04/09/2024   |   Uncategorized

The Royal College of Dental Surgeons of Ontario (RCDSO) has established different rules for Dentistry Professional Corporations (DPCs) from those that apply to non-dental small businesses in Ontario. Most small business owners have a holding company (Hold Co or a corporation without active business operations) that directly owns the shares of their Operating Company. This structure has a number of advantages, including significant tax savings at the time of the sale of the corporation.

Unfortunately, this structure is not allowed by RCDSO. In this article we’ll discuss the common workaround to this restriction.

What is Purifying?
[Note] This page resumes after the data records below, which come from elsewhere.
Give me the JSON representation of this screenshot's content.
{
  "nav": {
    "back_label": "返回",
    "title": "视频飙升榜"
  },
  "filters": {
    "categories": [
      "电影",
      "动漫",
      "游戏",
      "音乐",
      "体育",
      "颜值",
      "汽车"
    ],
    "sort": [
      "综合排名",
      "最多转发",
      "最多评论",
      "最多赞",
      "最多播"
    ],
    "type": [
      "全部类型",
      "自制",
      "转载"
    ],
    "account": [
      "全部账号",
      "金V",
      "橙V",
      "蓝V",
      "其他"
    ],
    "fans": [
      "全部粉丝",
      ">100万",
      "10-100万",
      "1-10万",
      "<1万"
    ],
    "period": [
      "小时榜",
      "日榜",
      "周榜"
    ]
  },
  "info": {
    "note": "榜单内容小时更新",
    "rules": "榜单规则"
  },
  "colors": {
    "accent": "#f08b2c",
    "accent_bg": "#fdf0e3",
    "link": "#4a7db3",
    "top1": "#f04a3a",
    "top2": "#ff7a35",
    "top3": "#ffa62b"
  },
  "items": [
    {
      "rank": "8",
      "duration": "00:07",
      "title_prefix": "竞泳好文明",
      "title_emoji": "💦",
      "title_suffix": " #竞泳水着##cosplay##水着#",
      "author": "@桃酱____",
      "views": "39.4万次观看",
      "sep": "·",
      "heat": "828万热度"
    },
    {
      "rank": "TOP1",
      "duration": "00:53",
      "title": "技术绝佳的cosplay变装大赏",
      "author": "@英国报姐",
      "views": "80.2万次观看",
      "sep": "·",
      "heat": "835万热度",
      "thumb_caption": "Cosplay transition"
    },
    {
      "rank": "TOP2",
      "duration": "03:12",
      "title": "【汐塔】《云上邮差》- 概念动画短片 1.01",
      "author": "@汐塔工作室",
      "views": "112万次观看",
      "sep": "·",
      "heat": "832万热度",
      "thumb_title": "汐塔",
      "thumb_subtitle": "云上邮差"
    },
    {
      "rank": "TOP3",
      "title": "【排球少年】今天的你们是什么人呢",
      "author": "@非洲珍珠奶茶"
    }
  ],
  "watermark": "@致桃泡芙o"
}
A practice owner who has savings inside their DPC would benefit from moving those assets to a Hold Co. Typically, this is done through a tax-free inter-corporate dividend. This allows the owner to defer personal income tax and preserves the ability to invest in non-active business-related assets without disqualifying the shareholder from using the lifetime capital gain exemption.

What is the lifetime capital gains exemption?

Every Canadian is entitled to an exemption on the first $1,016,836 of capital gains on the sale of shares of a small business. This is a savings in tax of approximately $272,156 on the sale of business. If there are multiple family members as shareholders, they are each entitled to this exemption. However, an accumulation of passive assets (aka investments) inside the corporation can disqualify a person from using the capital gains exemption. The company must pass two tests with respect to its assets in order for the exemption to apply:

1.     For the entire two-year period prior to the sale, no more than 50% of the total assets of the corporation can be passive.

2.     On the date of the sale, passive assets must be no more than 10% of the total assets of the corporation.

Since DPCs don’t generally hold significant operating assets, investing assets within the corporation can quickly lead to exceeding these thresholds.

It is important to regularly assess your DPC’s assets to ensure you are onside with the rules around the lifetime capital gains exemption. You never know when an offer too good to pass up could come around, or you could suffer an illness (or death), forcing you into disposing of your practice.

Using the “weekend” solution to stay on side with the Lifetime Capital Gains exemption and take advantage of investing inside a corporation

To circumvent RCDSO’s rules against a Hold Co owning a DPC, many dentists will employ the “weekend” solution, aka “one-day” or “midnight” solution. This solution is a series of legal and accounting steps that cause a Hold Co to be a shareholder of your operating company for one day on a weekend. On that one day, dividends (cash) are transferred to the Hold Co and then its ownership in the operating company is immediately retracted. The argument here is that the dental practice was not operating at the time of the transaction and therefore was not in contravention of its license.

To our knowledge the RCDSO has not endorsed this maneuver but we are also unaware of any moves against it.


Using your corporation to invest is an effective and tax-efficient strategy. Unfortunately, RCDSO rules make this a little more complicated. But by periodically purifying your DPC, you can ensure that you obtain those benefits without risking the loss of the tax-savings associated with the triggering the capital gains exemption when you sell your practice and DPC. For more information on the optimal timing of this maneuver it’s best to reach out to your accountant or lawyer. At the heart of our mission lies your DPC’s success—let us navigate the complexities together. Connect with us for personalized support.